Madama Butterfly tells the story of B.F. Pinkerton (Christopher Jackson) of the US Navy who on a whim purchases a 999-year lease on a home overlooking the harbor in Nagasaki, and works out a similar agreement with a marriage broker Goro (Matthew Surapine) for the young Cio-Cio-San (Shu-Ying Li), known as Butterfly. He does this because he knows he can break the contract at any time and he even as he prepares to marry Butterfly he toasts his future “real wife” from America. As loathsome and culturally insensitive as he is, Cio-Cio- San can’t help but fall in love with Pinkerton, and in a weird way the American Dream as she rebukes her family and Japanese culture. The second act is dedicated to Cio-Cio-San patiently awaiting Pinkerton’s return despite everyone she knows telling her that it is false hope. In the final act, Pinkerton does return — with his American wife. In the final insult, their only purpose is to take Cio-Cio-San’s sun Sorrow with them to America. Cio-Cio-San allows them to take her son, but takes her own life as well just before the curtain falls.
Critically, there are things that are hard to buy in this story. What makes Cio-Cio-San fall in love with Pinkerton? There seems to be no excuse for her foolishness even if she had few other options available to her due to her culture and gender. Yet, in a sense that is true to life. People are blinded by love, blinded by hope, and blinded by dreams. That is the real tragedy to me because love, hope, and dreams are three of the most positive qualities of humanity, and yet they can destroy us.
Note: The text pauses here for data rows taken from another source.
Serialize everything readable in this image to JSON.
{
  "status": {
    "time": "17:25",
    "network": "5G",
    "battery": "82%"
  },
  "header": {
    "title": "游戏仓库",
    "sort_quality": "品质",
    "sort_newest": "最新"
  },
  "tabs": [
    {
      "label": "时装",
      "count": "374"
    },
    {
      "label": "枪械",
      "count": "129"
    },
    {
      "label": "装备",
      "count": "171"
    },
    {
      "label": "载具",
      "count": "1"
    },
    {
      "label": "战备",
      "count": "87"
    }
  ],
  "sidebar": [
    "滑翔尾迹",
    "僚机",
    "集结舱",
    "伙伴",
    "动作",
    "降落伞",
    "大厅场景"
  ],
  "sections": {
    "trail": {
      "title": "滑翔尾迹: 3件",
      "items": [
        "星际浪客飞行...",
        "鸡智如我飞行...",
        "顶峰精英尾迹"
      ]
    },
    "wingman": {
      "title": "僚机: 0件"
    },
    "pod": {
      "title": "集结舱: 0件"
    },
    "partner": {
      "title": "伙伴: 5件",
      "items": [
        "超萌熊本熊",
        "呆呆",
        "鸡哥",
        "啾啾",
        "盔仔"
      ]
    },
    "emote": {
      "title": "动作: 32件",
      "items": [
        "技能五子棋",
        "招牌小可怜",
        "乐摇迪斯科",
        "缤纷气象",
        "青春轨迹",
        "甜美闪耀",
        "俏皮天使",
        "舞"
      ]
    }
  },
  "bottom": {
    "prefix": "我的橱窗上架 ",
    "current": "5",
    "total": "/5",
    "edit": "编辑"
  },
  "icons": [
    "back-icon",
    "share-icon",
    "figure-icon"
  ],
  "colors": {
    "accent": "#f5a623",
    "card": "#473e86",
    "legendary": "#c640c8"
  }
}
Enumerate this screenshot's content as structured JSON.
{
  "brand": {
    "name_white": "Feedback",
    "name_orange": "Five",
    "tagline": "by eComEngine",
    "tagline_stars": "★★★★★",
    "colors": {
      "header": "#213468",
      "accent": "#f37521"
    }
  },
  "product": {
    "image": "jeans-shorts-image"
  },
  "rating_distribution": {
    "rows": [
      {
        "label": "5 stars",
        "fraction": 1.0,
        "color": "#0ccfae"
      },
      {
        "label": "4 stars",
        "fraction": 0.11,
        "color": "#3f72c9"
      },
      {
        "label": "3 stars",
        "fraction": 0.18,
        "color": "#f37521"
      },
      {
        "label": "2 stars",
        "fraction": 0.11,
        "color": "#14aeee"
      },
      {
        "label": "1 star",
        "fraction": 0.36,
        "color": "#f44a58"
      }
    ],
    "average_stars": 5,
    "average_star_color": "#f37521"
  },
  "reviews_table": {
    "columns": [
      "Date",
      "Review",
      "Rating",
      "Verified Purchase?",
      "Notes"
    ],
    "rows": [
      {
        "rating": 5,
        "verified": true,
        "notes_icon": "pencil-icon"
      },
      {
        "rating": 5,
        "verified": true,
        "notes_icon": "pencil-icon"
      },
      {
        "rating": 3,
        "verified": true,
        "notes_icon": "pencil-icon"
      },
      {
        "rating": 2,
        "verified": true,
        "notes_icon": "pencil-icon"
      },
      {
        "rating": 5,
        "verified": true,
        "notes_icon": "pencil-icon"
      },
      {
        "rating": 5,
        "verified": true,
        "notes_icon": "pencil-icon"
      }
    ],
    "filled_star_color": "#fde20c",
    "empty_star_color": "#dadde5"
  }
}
Leaving the theater we overheard a woman say “They should have killed him instead of her.” I wonder what the audience of Puccini’s time thought about Pinkerton’s moral choices. Puccini and his librettists certainly seem to want to make us understand Pinkerton’s remorse in the third act. Of course Pinkerton acts on that remorse by going off and moping on his own instead of, you know, actually speaking with the woman he impregenated and abandoned. Do pre-feminist audiences think this was good enough, even progressive for an American man? The mind boggles.
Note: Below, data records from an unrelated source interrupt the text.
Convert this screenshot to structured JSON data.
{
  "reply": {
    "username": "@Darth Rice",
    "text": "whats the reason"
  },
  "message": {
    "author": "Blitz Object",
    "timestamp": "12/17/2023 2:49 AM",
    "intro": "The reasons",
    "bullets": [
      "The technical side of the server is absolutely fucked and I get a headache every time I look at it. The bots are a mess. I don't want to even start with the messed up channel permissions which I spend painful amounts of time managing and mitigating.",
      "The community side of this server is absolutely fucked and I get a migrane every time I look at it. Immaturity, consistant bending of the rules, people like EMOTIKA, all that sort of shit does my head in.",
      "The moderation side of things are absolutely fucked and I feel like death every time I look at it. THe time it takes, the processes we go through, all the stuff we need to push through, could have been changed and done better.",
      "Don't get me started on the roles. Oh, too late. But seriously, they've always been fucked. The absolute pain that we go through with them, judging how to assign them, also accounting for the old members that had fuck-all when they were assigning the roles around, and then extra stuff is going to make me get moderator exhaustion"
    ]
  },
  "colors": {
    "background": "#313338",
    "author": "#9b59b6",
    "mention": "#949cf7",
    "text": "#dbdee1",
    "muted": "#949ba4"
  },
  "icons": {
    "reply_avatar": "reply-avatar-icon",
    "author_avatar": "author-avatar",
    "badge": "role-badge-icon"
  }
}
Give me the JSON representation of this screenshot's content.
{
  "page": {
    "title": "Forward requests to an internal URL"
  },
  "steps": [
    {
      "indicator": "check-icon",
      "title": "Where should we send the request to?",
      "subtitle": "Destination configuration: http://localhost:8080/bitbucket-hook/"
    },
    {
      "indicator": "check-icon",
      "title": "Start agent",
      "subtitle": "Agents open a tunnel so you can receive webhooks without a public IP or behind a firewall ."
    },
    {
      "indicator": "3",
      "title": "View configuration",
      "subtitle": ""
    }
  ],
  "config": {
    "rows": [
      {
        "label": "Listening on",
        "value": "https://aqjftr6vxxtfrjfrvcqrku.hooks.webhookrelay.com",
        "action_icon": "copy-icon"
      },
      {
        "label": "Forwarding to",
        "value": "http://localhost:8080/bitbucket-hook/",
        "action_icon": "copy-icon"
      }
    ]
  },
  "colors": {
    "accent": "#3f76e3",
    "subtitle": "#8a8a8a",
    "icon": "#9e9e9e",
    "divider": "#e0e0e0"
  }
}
Musically, Madama Buttefly is full of beautiful, heart-wrenching melodies. Shu-Ying Li especially carries the show with her lyrical voice. The second act in particular has some of her best arias and a lovely intermezzo by the orchestra. Christopher Jackson is kind of stiff, but his stage time is actually overshadowed by supporting characters Suzuki (Keri Alkema) and Sharpless (Marco Nisticò). The characters provide the conscience and realism to counterbalance the leads, and their voices provide beautiful singing, albeit Alkema spends much of the performance laying on the floor weeping. I love how operas are cast by voice not by physical appearance so that the American Alkema plays a Japanese house servant and the Italian Nisticò plays an American Consul, adding the multicultural soup. Henry Titcomb as Sorrow doesn’t sing but provides a touching and charming performance as a typical little boy.
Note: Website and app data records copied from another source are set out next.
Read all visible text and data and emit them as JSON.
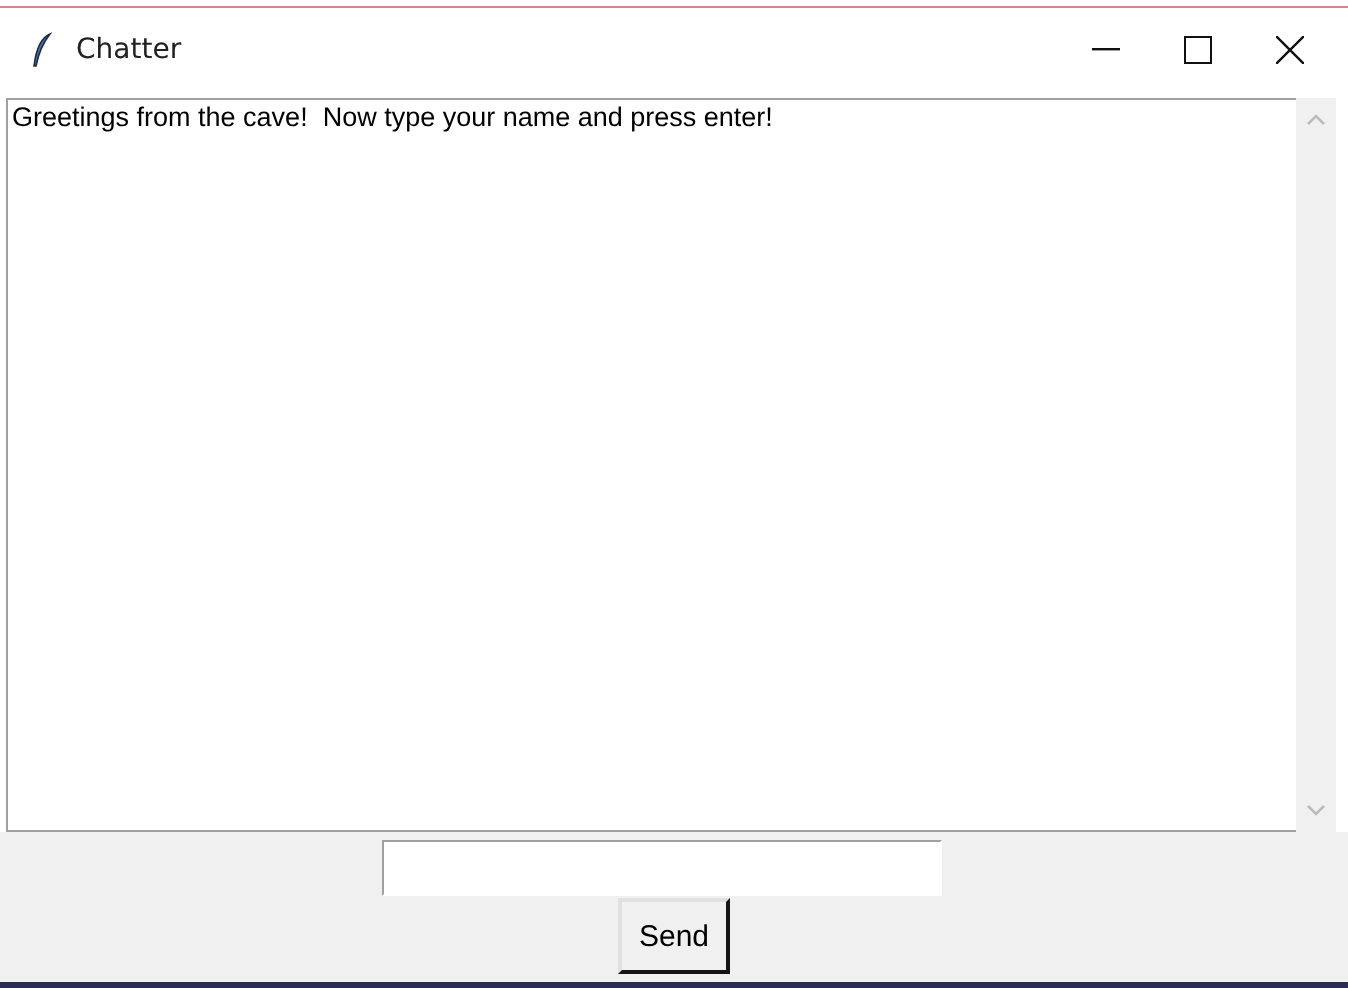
{
  "window": {
    "title": "Chatter"
  },
  "messages": [
    "Greetings from the cave!  Now type your name and press enter!"
  ],
  "send_button": {
    "label": "Send"
  }
}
The staging and costumes are also great. I’ve seen so many productions lately that update the costumes to another place and time that it was nice to see them sticking to 1900-era Japanese and American fashions. I particularly liked that all the women in the wedding scene wore small American flags in their hair. In a great dramatic moment at the climax of the opera that may not be noticed by those without opera glasses, Cio-Cio-San removes the Star-Spangled Banner from Sorrow’s hand and replaces it with the Rising Sun. The stage is set simply but used effectively. A set of steps at the back of the stage represent the hill upon which Pinkerton’s house while sliding doors represent the walls. In Act II, Cio-Cio-San, Suzuki, and Sorrow spread a silk cloth and flower petals across the steps. The safety commissar in me cringes at the thought of the boy slipping down the steps, but visually the effect was beautiful.
For those keeping score, this was my fourth opera. I’m not the most cultured guy but I do enjoy the experience.